> **Stored dataset items**:

■ ■ ■ ■ ■

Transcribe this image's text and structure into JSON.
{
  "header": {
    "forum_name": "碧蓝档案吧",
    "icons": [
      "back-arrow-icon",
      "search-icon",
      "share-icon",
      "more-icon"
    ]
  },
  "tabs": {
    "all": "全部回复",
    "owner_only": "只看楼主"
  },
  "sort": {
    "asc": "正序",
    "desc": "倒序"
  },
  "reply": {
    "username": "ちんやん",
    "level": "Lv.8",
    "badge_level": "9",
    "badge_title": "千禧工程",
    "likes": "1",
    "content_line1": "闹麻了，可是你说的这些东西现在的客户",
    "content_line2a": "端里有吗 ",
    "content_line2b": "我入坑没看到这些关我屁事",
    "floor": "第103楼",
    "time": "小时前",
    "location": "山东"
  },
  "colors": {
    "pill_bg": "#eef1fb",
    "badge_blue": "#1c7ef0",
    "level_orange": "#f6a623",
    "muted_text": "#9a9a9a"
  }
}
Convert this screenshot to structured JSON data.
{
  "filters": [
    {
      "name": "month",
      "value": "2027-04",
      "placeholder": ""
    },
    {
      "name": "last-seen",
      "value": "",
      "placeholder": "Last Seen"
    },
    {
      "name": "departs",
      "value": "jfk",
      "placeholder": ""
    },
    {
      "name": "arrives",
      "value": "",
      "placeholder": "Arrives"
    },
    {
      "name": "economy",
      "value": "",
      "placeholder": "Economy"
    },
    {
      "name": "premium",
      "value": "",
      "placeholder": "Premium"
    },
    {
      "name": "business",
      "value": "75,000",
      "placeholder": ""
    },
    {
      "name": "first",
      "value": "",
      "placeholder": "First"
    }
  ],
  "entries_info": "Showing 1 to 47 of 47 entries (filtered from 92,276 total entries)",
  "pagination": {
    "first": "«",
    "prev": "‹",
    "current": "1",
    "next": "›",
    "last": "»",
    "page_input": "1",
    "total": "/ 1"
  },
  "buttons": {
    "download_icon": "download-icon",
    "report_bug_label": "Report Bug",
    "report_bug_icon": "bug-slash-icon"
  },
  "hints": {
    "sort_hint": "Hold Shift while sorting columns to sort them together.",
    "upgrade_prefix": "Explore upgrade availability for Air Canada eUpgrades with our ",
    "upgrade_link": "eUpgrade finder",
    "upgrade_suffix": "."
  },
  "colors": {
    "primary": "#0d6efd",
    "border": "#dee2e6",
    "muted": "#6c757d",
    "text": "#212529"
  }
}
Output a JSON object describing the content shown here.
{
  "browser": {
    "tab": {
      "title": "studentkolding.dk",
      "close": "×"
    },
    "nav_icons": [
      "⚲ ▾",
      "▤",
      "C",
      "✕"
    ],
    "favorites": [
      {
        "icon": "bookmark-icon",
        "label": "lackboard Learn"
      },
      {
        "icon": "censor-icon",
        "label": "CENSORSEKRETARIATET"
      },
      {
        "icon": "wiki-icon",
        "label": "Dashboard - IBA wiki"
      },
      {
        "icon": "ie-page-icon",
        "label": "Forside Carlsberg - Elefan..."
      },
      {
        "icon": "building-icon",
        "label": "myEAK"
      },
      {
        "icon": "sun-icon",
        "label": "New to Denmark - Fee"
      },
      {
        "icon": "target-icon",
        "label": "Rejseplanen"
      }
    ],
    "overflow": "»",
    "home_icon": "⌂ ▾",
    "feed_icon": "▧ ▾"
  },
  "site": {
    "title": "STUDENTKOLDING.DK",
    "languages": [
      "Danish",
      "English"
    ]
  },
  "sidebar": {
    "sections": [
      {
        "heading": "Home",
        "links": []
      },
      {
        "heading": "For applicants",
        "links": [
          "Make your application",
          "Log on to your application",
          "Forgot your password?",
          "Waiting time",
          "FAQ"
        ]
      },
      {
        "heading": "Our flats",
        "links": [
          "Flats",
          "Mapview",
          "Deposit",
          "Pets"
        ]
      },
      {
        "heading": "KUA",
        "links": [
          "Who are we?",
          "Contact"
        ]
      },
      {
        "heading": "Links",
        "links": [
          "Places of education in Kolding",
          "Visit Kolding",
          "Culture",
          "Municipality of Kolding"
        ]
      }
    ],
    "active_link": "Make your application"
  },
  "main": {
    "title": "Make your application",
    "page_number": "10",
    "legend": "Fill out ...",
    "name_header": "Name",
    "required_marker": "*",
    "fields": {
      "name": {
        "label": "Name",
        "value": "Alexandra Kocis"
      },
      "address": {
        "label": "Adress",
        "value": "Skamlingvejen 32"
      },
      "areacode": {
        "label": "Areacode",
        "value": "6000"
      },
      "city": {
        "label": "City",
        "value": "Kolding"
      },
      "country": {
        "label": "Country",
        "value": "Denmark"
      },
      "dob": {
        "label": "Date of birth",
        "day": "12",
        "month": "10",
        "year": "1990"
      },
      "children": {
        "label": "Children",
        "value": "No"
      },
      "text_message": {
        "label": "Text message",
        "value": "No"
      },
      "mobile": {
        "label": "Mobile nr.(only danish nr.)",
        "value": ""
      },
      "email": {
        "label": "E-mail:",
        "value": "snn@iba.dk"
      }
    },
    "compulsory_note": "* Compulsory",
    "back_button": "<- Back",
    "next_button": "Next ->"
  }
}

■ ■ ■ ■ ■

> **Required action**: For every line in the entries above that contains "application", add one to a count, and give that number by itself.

> **Answer for this exercise**: 4